When are homes a part of a neighbourhood? When do neighbourhoods become communities? How does a community have recourse to protecting the homes and houses in the neighborhood to maintain the character of the community? There are over 100 submissions from the families living in the area bounded by Duke St, York St, Frederick St and Albany St, protesting the DA proposals to build The Three Towers. This is a set of three, fi ve storey towers, with 101 units, ranging from studio apartments to three bedroom units. These structures impose themselves in this area with the pretext that living here will “Revitalise the Gosford CBD”. How is this so? Already there are units (called The Albany) being constructed on the corner of Albany and York St.
There are DAs submitted for Lynn apartment blocks and others in the pipeline. In all, there will be over 300 more residences in the area. Can you imagine the changes and the process involved in this project? Can you visualise the impact on the current residences?

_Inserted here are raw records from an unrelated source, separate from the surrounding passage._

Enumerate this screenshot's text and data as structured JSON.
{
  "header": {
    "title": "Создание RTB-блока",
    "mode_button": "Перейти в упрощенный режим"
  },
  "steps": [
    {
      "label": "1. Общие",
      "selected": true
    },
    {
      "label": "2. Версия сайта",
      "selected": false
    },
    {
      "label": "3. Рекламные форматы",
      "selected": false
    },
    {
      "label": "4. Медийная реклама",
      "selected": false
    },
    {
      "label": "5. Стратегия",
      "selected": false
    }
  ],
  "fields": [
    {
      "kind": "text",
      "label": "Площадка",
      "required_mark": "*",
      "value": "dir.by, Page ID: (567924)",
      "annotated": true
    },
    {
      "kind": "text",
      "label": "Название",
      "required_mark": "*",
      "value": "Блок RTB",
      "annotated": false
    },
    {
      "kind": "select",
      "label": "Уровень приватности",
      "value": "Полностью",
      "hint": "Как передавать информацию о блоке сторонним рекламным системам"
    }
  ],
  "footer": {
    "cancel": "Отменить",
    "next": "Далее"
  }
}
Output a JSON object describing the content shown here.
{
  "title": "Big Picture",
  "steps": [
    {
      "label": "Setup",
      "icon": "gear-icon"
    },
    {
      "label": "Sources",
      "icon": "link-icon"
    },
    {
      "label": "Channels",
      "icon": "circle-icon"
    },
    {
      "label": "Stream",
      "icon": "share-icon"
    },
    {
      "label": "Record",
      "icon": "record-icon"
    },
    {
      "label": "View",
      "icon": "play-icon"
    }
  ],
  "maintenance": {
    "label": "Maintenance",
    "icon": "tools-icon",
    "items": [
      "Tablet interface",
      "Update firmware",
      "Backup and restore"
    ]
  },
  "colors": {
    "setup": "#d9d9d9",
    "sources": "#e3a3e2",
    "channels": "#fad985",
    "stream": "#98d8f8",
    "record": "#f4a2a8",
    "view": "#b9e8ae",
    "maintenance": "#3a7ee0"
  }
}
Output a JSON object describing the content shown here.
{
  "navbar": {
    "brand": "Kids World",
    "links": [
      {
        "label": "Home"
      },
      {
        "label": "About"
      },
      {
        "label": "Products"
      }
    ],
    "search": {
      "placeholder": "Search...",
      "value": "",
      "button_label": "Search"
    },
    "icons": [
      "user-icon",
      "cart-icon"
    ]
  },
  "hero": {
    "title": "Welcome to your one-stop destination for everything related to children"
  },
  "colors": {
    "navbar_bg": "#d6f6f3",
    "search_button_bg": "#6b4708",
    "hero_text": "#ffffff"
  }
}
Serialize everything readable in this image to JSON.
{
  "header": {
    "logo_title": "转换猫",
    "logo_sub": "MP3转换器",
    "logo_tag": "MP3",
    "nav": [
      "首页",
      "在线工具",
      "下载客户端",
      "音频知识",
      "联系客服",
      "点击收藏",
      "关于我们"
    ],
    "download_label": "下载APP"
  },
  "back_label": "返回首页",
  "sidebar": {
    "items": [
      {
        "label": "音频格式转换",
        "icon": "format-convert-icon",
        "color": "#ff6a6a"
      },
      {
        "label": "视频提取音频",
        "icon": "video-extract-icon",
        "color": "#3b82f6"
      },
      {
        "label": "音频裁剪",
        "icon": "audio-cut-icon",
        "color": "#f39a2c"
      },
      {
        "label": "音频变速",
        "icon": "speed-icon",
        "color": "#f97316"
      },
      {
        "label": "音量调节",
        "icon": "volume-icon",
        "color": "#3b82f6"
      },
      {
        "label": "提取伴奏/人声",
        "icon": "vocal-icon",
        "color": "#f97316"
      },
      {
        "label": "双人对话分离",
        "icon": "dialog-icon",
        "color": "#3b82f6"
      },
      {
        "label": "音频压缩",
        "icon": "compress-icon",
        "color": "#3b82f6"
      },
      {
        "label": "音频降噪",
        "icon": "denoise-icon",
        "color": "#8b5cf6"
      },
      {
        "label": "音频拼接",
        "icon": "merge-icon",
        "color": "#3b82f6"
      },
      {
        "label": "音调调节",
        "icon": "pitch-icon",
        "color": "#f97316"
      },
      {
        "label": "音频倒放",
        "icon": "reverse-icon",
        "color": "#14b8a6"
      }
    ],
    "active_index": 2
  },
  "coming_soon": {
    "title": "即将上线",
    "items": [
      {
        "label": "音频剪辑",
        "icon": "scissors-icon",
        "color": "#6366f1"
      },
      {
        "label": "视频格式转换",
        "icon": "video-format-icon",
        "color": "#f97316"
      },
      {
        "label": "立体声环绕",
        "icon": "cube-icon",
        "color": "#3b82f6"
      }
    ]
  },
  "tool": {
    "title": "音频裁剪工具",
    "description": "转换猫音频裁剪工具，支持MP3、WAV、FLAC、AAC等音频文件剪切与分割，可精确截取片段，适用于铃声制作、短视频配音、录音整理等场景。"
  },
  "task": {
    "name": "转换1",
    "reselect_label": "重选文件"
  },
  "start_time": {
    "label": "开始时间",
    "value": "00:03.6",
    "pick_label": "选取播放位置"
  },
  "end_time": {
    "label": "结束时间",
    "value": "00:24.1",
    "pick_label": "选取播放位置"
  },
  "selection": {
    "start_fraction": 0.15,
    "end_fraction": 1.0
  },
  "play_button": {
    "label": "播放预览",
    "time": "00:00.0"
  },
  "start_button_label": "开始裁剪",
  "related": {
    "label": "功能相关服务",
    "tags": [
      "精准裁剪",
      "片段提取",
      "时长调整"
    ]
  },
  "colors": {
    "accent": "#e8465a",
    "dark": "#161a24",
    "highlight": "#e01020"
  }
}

The objections listed cover many issues including: street parking and access; traffi c congestion, especially at morning and afternoon peak periods; and, pedestrian and school traffi c safety (St Edwards and Gosford East Primary School are in the vicinity). Residential impacts include access to light, solar power, overshadowing, views, noise levels and privacy.
Other objections include changes to the micro climate (access to the summer north easterly breeze) and tree and vegetation removal. The character of the area is principally low level residential housing for families. This, no doubt, will become elevated block apartments for urban commuters keen to join the Central Coast Highway to make their way up or down the M1. Now, how do you get onto the Central Coast Highway? The multi-million dollar upgrade of the Frederick St lights is the only change to infrastructure in the area. Over 42,000 vehicles pass out and in along this road each day.
The access can only be left at Albany St, you have limited time at the lights in Frederick St and Masons Pde can often be a nightmare. This is the infrastructure, yet the developer makes a case that it would not be a problem. It seems that neither the developer nor the council consider DAs for large unit blocks in aggregate. Each application makes a case for its impact and not the cumulative impact. And how about this attitude in correspondence between the unidentifi ed developer and the real estate agent acting on his behalf: “As discussed, our previous offers to purchase (name withheld) property have been rejected despite the fact that we have offered above market prices to purchase. “I am sure you have discussed the benefits of selling now rather than later, and what options we could provide to accommodate him in a new development.”
And then: “Please approach (name withheld) with what will be our last offer before submitting a DA to Gosford City Council. “We are fl exible and will work … to accommodate his preference … another arrangement, possibly exchanging property for an agreed some (sum) in the new development, we are happy to talk.” Maybe the resident likes his home and likes his location and is a part of the neighbourhood and the community that he has lived in for the past 25 years. Such actions and methods bring to mind the impact of white settlement on the traditional owners of this land. How far have we come?
Email, Aug 18, 2016 Lesley and Bruce Forbes, Point Frederick